#### [What you should do]
Look through the listing for the string "owner" and copy out every line that holds it.

========

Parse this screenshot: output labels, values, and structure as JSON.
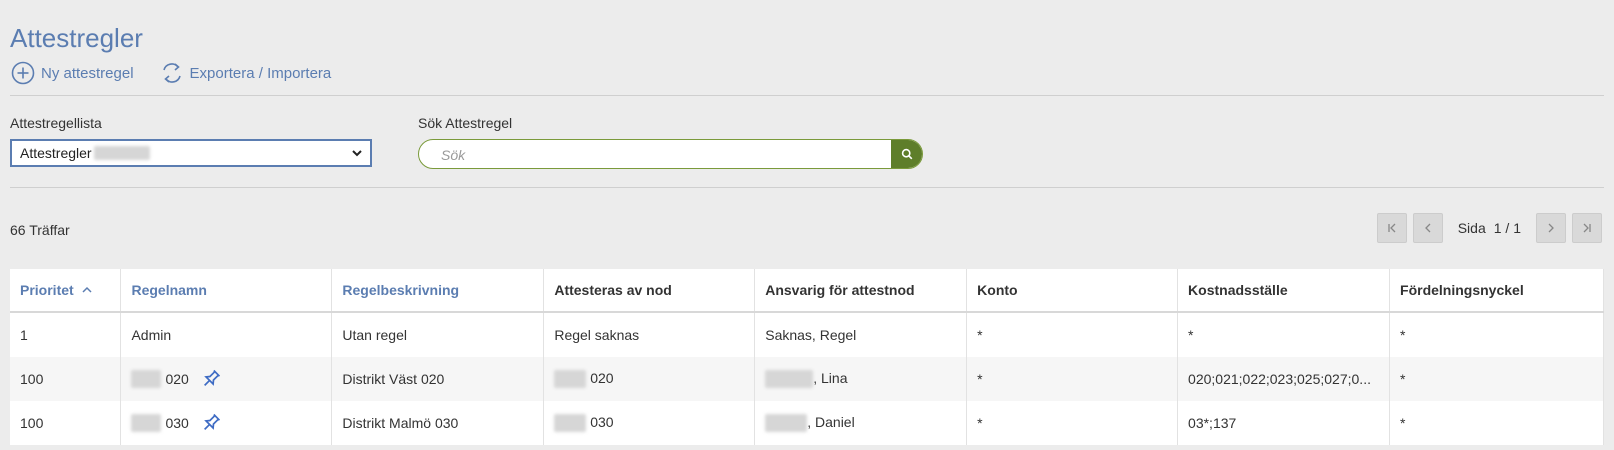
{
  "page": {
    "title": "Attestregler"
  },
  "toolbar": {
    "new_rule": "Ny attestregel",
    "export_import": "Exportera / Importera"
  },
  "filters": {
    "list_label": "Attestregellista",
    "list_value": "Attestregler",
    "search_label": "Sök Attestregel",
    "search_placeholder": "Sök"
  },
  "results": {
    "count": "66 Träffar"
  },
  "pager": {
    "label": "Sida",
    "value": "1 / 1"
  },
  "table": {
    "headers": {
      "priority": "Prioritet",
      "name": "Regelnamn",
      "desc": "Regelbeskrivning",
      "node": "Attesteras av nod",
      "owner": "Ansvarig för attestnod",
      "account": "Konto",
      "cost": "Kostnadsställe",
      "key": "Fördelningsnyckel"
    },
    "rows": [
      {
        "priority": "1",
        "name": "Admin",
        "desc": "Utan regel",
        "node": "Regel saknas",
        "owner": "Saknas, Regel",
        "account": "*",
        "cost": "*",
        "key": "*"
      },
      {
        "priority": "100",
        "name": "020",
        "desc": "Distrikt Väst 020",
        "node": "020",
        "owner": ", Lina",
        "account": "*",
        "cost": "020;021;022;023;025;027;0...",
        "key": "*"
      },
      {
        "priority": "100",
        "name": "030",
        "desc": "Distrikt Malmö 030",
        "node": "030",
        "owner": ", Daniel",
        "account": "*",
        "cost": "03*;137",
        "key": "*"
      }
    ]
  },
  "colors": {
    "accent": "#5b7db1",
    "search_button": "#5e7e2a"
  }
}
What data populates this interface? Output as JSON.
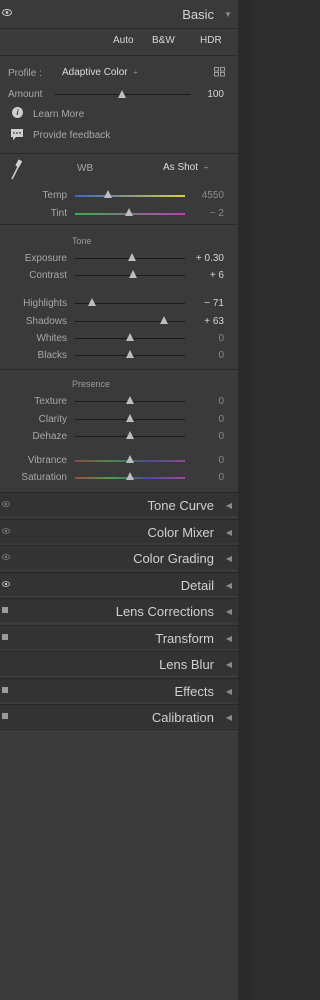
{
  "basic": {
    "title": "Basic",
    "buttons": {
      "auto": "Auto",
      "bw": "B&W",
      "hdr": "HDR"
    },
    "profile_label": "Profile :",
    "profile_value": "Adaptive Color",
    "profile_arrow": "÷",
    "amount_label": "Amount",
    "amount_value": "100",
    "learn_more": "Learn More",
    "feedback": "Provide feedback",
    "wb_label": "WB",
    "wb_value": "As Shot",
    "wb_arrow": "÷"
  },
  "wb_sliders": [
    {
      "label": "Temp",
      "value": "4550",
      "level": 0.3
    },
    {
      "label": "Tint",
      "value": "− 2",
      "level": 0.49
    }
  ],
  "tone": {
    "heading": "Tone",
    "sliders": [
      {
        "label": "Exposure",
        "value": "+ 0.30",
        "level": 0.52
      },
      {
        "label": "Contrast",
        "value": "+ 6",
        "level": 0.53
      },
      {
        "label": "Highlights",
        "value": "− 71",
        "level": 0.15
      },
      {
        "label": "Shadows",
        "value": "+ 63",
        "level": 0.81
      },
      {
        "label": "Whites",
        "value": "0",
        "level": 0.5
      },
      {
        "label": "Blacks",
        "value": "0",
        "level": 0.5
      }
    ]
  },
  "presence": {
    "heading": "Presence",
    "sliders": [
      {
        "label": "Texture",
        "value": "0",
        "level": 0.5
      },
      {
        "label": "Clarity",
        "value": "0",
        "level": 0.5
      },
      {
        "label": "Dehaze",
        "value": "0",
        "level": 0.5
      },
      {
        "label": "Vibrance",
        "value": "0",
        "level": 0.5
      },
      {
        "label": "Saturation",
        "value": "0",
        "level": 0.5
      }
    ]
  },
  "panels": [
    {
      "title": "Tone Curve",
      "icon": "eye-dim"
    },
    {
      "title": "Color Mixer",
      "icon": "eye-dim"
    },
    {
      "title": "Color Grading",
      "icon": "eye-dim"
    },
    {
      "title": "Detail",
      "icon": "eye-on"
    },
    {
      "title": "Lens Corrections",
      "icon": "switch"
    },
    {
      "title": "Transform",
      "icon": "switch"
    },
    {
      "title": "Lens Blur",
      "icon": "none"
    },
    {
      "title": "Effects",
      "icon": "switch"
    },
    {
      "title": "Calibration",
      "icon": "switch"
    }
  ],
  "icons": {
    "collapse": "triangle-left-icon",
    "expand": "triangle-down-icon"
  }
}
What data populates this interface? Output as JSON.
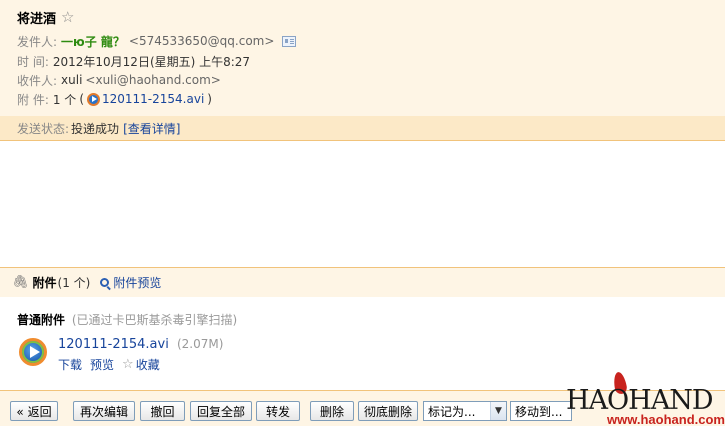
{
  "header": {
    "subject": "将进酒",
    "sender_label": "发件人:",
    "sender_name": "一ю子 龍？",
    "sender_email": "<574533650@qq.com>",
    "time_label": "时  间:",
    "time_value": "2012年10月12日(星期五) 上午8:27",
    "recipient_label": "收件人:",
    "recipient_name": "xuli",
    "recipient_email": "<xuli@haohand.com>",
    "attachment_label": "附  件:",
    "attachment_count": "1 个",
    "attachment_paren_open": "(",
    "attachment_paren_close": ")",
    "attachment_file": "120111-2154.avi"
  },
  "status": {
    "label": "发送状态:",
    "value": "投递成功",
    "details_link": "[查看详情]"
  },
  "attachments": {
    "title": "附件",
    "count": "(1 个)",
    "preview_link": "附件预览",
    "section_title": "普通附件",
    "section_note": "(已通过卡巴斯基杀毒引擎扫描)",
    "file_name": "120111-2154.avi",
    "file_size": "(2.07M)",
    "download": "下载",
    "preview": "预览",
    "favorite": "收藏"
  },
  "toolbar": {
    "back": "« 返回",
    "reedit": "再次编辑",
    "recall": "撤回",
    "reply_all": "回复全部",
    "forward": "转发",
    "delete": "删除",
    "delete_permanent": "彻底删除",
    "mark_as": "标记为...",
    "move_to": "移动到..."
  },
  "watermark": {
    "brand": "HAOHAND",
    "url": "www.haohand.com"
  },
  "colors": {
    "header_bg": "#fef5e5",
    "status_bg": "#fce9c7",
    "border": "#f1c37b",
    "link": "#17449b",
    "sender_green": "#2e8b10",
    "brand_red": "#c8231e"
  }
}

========

#### [Written answer]
      "owner": "Ansvarig för attestnod",
        "owner": "Saknas, Regel",
        "owner": ", Lina",
        "owner": ", Daniel",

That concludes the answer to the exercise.